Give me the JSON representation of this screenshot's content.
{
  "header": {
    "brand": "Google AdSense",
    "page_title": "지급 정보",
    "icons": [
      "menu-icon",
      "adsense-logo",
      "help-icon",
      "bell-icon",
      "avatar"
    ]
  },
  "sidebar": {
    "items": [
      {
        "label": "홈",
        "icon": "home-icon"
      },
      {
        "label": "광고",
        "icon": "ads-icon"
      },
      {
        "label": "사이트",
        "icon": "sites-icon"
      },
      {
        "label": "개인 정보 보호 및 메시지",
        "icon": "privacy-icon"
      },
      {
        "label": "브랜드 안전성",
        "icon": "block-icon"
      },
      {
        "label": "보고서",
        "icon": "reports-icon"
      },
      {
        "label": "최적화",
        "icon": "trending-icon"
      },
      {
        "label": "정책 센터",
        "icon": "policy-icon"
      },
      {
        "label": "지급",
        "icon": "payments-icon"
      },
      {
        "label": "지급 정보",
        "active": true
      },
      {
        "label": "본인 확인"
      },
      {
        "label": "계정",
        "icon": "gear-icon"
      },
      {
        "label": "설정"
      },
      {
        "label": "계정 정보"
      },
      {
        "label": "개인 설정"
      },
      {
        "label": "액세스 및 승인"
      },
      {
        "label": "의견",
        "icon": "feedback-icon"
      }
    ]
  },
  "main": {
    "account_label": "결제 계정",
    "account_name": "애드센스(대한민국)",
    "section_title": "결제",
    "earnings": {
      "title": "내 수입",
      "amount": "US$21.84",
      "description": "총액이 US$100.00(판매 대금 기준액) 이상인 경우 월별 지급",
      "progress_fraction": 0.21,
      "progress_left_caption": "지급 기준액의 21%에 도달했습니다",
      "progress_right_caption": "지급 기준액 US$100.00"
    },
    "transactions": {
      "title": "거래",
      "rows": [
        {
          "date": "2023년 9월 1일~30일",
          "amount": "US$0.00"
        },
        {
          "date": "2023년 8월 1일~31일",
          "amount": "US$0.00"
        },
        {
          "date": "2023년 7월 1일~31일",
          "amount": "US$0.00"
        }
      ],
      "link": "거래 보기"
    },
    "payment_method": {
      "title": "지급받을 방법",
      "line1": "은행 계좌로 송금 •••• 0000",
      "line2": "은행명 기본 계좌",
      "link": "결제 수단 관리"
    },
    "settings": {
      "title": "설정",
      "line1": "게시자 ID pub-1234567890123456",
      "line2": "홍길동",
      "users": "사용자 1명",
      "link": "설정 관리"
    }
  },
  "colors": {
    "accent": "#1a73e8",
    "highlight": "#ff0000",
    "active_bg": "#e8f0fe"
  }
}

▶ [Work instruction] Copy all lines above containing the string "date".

▶ [Solution to this problem]
          "date": "2023년 9월 1일~30일",
          "date": "2023년 8월 1일~31일",
          "date": "2023년 7월 1일~31일",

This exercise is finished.